My favorite line from chapter two is "I told them about myself, about my mother and father, about my four brothers and two sisters, about teaching in Beaufort, about going to Europe, and about my coming to Yamacraw." I like this sentence because it describes how Conroy opened up to his students in order to get them interested in what was going on in the class. Not only did he get them interested, he got them to talk to him. They were excited when they learned that his father flew jet planes. When he was done talking about himself, they proceeded to tell him about things they did on the island. In this way Conroy got the children to open up to him. My favorite line in chapter three is "My pre-Yamacraw theory of teaching held several sacred tenets, among these being that the teacher must always maintain an air of insanity, or of eccentricity out of control, if he is to catch and hold the attention of his students." Early in the chapter Conroy has a conversation with the class about snakes. The conversation started when Conroy introduced snakes as part of that days lesson. The children stated that snakes were bad. When he tried to explain that not all snakes are bad, the children began telling him about the different myths and stories that they had heard about snakes while growing up on the island. It was after this interesting conversation that Conroy decided to "maintain an air of insanity." He started bringing records for the students to listen to. Once they had memorized most of the songs in order, he started mixing them up trying to fool them. He also began making games to help the students learn, especially those who seemed to be having the most trouble in school. When he asked the whole class questions out loud, sometimes to test them to see if they were paying attention he would tell them something like "Second President was D.P. Conroy."
Sunday, January 22, 2012
The question that I answered was "What incident or conflict does the author use to begin the story? Why do you think the author chose this beginning?"ReplyDelete
The author starts the story with the issue of racism. In chater one, Pat Conroy, the author, is a teacher at a high school in South Carolina. Racism was brought to light in this chapter on the day that Martin Luther King Junior died.
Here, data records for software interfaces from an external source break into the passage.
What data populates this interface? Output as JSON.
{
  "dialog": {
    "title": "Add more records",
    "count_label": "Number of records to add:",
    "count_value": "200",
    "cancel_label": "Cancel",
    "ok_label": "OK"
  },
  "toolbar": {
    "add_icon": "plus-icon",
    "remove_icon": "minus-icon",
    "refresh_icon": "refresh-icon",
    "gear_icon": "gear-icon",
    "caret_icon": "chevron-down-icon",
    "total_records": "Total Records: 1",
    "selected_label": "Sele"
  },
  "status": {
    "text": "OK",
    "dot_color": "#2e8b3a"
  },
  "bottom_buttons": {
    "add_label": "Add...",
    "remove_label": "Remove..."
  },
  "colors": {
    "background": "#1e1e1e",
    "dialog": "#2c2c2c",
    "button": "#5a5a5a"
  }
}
The majority of the students at this school are white. But, Pat taught them all, and he would talk to the black students during recess. Most of them anyway. There was one group of girls who would not talk to him, until the day that Martin Luther King was assassinated. On this day racism seemed to be brought into a whole new light for Pat. White students were going around saying things such as, "Mrs. King is now a black widow". He saw the black students walking the halls, crying to themselves, because they could not talk to their white teachers. During recess Conroy went up to some black students, and was talking with them about what happened. The group of girls who usually did not talk to him, came up to him that day. They yelled at him, and wanted to know why he was there. They wanted to know why he couldn't just leave them alone, and let them cry in peace. I think that the author chose this beginning, because it helps to open up the story. He plans to go an island, that has mostly a black population, and teach there. I believe that this opening is a way of showing